This means we do feel outrage when we hear of a CEO making $10,000,000 per year while his employees are on welfare because of the very business practices that are making him rich. We call them on that because it is unjust for them to stand by and do nothing. Not because they have more money than their employees. Most CEO’s are more qualified, have more experience, endure more pressure, make tougher decisions and spent years getting where they are, so they’ve earned the right to be paid more for their work. Rather, we’re outraged because in their position of power and influence they aren’t doing more to effect change.
It isn’t the fact that they have so much money that bothers us, really. It’s the fact that they aren’t using their position and wealth to make a positive change in areas that they are directly responsible. Really, the outrage that results from being an image-bearer is cause by poor stewardship. Like the parable of the talents in Matthew 25, the Lord is angry with the servant that didn’t properly care for what he entrusted to him.
That righteous indignation is part of what it means to be an image bearer and we have every right to be outraged over those injustices, in their place. However, it is important to realize what we are truly outraged about. Do we really care that Person X makes $10 million and Person Y makes minimum wage? Why should that be any of our business? We should instead care that Person X is directly responsible for Person Y being on welfare because X exploited Y to make his $10 million.

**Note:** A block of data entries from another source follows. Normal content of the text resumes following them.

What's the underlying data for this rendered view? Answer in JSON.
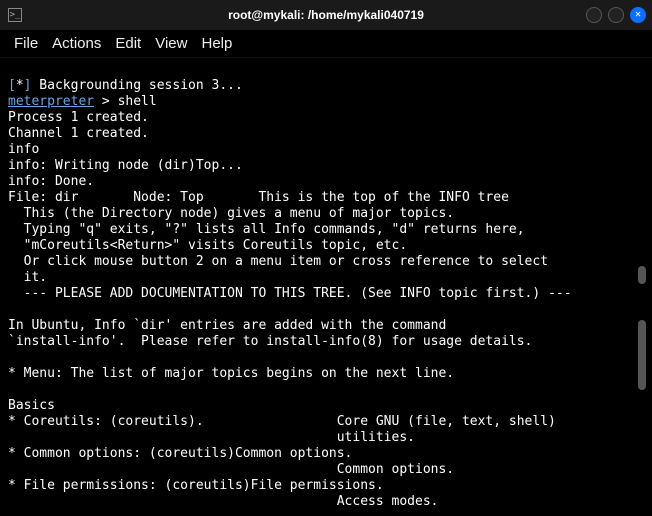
{
  "window": {
    "title": "root@mykali: /home/mykali040719"
  },
  "menu": {
    "file": "File",
    "actions": "Actions",
    "edit": "Edit",
    "view": "View",
    "help": "Help"
  },
  "term": {
    "l1_a": "[",
    "l1_b": "*",
    "l1_c": "]",
    "l1_d": " Backgrounding session 3",
    "l1_e": "...",
    "l2_a": "meterpreter",
    "l2_b": " > shell",
    "l3": "Process 1 created.",
    "l4": "Channel 1 created.",
    "l5": "info",
    "l6_a": "info: Writing node (dir)Top",
    "l6_b": "...",
    "l7": "info: Done.",
    "l8": "File: dir       Node: Top       This is the top of the INFO tree",
    "l9": "  This (the Directory node) gives a menu of major topics.",
    "l10": "  Typing \"q\" exits, \"?\" lists all Info commands, \"d\" returns here,",
    "l11": "  \"mCoreutils<Return>\" visits Coreutils topic, etc.",
    "l12": "  Or click mouse button 2 on a menu item or cross reference to select",
    "l13": "  it.",
    "l14": "  --- PLEASE ADD DOCUMENTATION TO THIS TREE. (See INFO topic first.) ---",
    "l15": "",
    "l16": "In Ubuntu, Info `dir' entries are added with the command",
    "l17": "`install-info'.  Please refer to install-info(8) for usage details.",
    "l18": "",
    "l19": "* Menu: The list of major topics begins on the next line.",
    "l20": "",
    "l21": "Basics",
    "l22": "* Coreutils: (coreutils).                 Core GNU (file, text, shell)",
    "l23": "                                          utilities.",
    "l24": "* Common options: (coreutils)Common options.",
    "l25": "                                          Common options.",
    "l26": "* File permissions: (coreutils)File permissions.",
    "l27": "                                          Access modes."
  }
}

The problem is not rich people. The issue is not rich vs poor. The issue is and always will be one of stewardship.
4. Victimization Excludes Guilt
We’re not breaking new ground here. We know that rich people aren’t the problem. We know that the 1% is only the 1% because they earned it at some point in history. So, why do we choose to become victims and victimize others for the sake of vilifying someone else?
Because, if we can convince ourselves that the 1% is the problem – that it truly is just an issue of someone making obscene amounts of money (notice the language we use too, “obscene amounts” – what does that even mean?) then we exonerate ourselves from responsibility.
But, if this truly is an issue of stewardship, no one gets off the hook. We all are responsible to manage what we have – whether that is $10 million, $10k, or $10.
Socialism is not necessarily a bad idea – as long as it isn’t mandated by government. Opt-in socialism is actually a staple of all benevolent efforts. We share our wealth, food, even houses to make someone else’s life better (or more similar to our own). The church is even called to do these things. Socialism and capitalism can and do co-exist beautifully. The problem is neither – the problem is stewardship.
In all cases where socialism and capitalism do not work for the good of everyone involved, the fault lies in poor stewardship. Whether the government takes on too much power and mandates a way of life, or business get greedy and exploit their employees and customers, or whether you blow your grocery budget on a hot tub, it’s all the same problem.
Don’t be a victim. Take responsibility and do your best to walk humbly before God and men.
Because, we really shouldn’t care how much money people make; only what we do with what God has given us.